Irfan Hoat is Manager of the Programme Development Unit for IFWEA affiliate the Labour Education Foundation (LEF) in Pakistan. He explains why they are developing the Adult Literacy for Workers, and how it works:
According to the economic survey of Pakistan 2019, the literacy rate in Pakistan is 55.3%. According to estimates, out of a 70 million person labour force, only 900 000 labourers have social security cards, while 260 000 are registered in the Employees Old-Age Benefits Institution. It has been studied that 80% of the formal labour force is not getting the correct wage as per the minimum wage notification. It is a challenge to address these issues, as the labour force is not organised; only 3% of labourers are members of a trade union in Pakistan. Most labourers are illiterate, and battle to claim their rights within the legal framework. There is a need to educate the labour force and organise them into trade unions.
What is the aim of the Adult Literacy for Workers course?
This online course is for development practitioners who work for the rights of people living in poverty at the grassroots level. They will learn about participatory approaches and how to understand the power dynamics within society and address the root causes of poverty. Most workers in Pakistan do not have reading and writing skills and find it difficult to manage their daily wage records. It has been observed, for example, that accountants in the brick kiln sector are involved in embezzlement, but the brick kiln worker has no other option than to trust their records. Besides that, they do not know their legal rights.

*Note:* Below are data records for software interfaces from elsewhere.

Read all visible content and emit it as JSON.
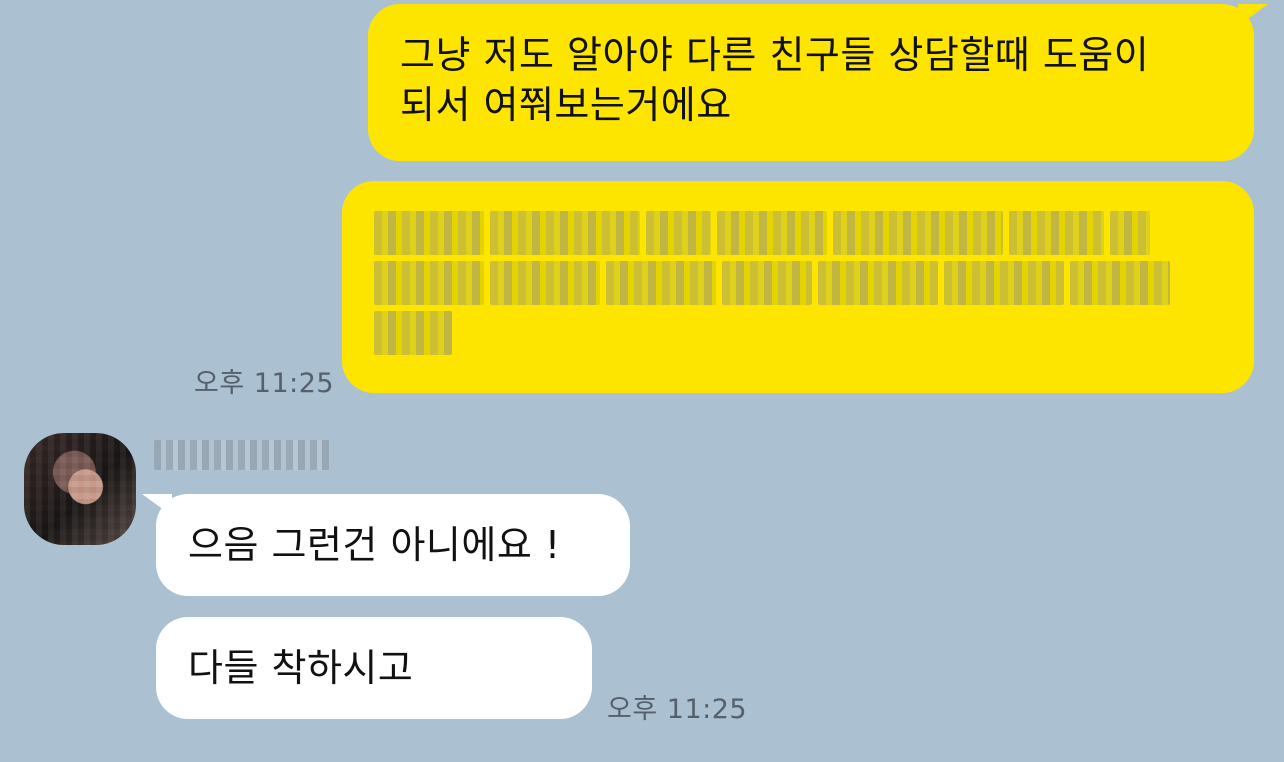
{
  "messages": {
    "sent_1": {
      "line1": "그냥 저도 알아야 다른 친구들 상담할때 도움이",
      "line2": "되서 여쭤보는거에요"
    },
    "sent_2_blurred": true,
    "sent_time": "오후 11:25",
    "recv_1": "으음 그런건 아니에요 !",
    "recv_2": "다들 착하시고",
    "recv_time": "오후 11:25"
  },
  "colors": {
    "background": "#abc1d1",
    "sent_bubble": "#fee500",
    "received_bubble": "#ffffff"
  }
}
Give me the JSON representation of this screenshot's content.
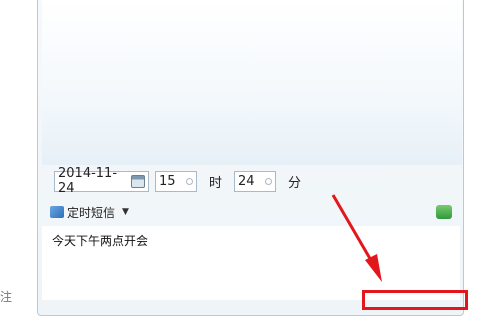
{
  "schedule": {
    "date": "2014-11-24",
    "hour": "15",
    "hour_unit": "时",
    "minute": "24",
    "minute_unit": "分"
  },
  "toolbar": {
    "scheduled_sms_label": "定时短信"
  },
  "message": {
    "text": "今天下午两点开会"
  },
  "side": {
    "partial_char": "注"
  },
  "colors": {
    "annotation_red": "#e3161b"
  }
}
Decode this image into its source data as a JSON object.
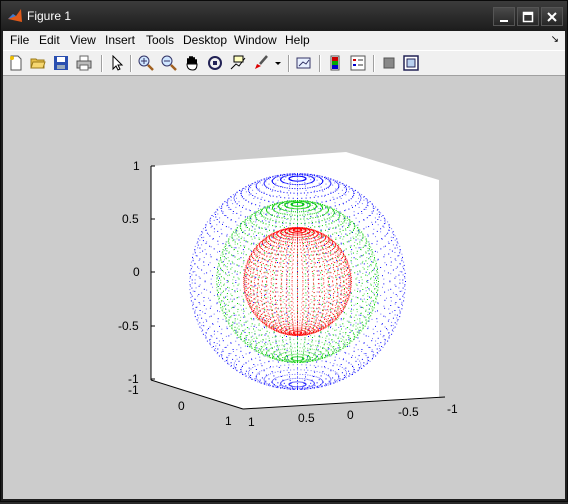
{
  "window": {
    "title": "Figure 1"
  },
  "menu": [
    "File",
    "Edit",
    "View",
    "Insert",
    "Tools",
    "Desktop",
    "Window",
    "Help"
  ],
  "toolbar": {
    "icons": [
      "new-figure-icon",
      "open-file-icon",
      "save-icon",
      "print-icon",
      "edit-plot-arrow-icon",
      "zoom-in-icon",
      "zoom-out-icon",
      "pan-hand-icon",
      "rotate-3d-icon",
      "data-cursor-icon",
      "brush-icon",
      "brush-dropdown-icon",
      "link-plot-icon",
      "colorbar-icon",
      "legend-icon",
      "hide-plot-tools-icon",
      "show-plot-tools-icon"
    ]
  },
  "axes": {
    "z_ticks": [
      "1",
      "0.5",
      "0",
      "-0.5",
      "-1"
    ],
    "x_ticks": [
      "-1",
      "0",
      "1"
    ],
    "y_ticks": [
      "1",
      "0.5",
      "0",
      "-0.5",
      "-1"
    ]
  },
  "spheres": [
    {
      "color": "#0000ff",
      "radius": 1.0
    },
    {
      "color": "#00cc00",
      "radius": 0.75
    },
    {
      "color": "#ff0000",
      "radius": 0.5
    }
  ]
}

How does literacy relate to supporting workers?
LEF is rights-based organisation and we believe that poverty is caused by the violation of the rights of an individual; we also believe that rights can be claimed through struggle. The powerless segment of society has to develop the power within. Education is a sustainable way to develop the power within, therefore we focus on adult literacy.
How have you put the course together – how does it work?
This course is designed for development practitioners/adult literacy facilitators who are directly in contact with communities/workers. The objective of the course is to train the development practitioners so that they can start the adult literacy programme for workers.
The course has five topics.
- Understanding the theory and philosophy of Paulo Freire and Robert Robert Chambers.
- Facilitation skills for developing the participatory primer.
- Development of the participatory primer.
- Structuring reading and writing and numeracy.
- Online literacy: Learner’s freedom from place and time.
In the first topic, the course participants will get conceptual clarity on power dynamics class differences and exploitation of labour. They will also learn how exploitation has deep roots which start from the household and move to the international level. They will also learn about the change process from individual to the international level.
In the second topic, the participants will learn facilitation skills. The facilitator must have democratic values and should be passionate about positive change within society; they must also have solidarity with workers/people living in poverty.
In the third topic, the participants will learn the participatory tools and techniques through with they will develop the primer.
In the fourth topic, the participants will learn about how we can educate in another language with people who do not know reading and writing skills in any language. So it will be about the basic principles of learning in any language
The last topic is about using online tools like WhatsApp and how they can be used for distance learning.
What influences/theories do you use?
It has been observed that having only reading and writing skills doesn’t necessarily empower people living in poverty, but critical thinking and questioning the existing paradigm is the main ability which any literacy methodology should encourage. This participatory adult literacy module is developed by amalgamating the ideology of Paulo Freire and the methodology of Robert Chambers.
Paulo Freire said that “when we read a word we are reading the world”, so it is very important which word we use when we are educating – whether the word is promoting the status quo or will bring positive change to the lives of workers.
In most adult literacy modules, the primers come from the state/powerful institutions/outside through which they promote and strengthen existing power structures, non-democratic values, unjust economic systems and the patriarchy, so in these primers, the reality of the labour class is missing. This participatory adult literacy module is based on the realities of the labour class, to facilitate the change process.
Watch this video to see adult literacy in action:
How has IFWEA helped with the process?
IFWEA gives you the space to develop innovative ideas for workers’ education. IFWEA have provided the training to develop an online course. The IFWEA trainer facilitated a lot at every step in developing this course.
Is there a limit on how many can do the course at one time, and how long is the course?
It will be a five-week course. We will pilot the course with five to six participants; however, a maximum of 20 participants enrolment is ideal.
What language will the course be run in?
The course will be in English.
Is there an exam or a test at the end?
At the end of the course, an evaluation will be conducted.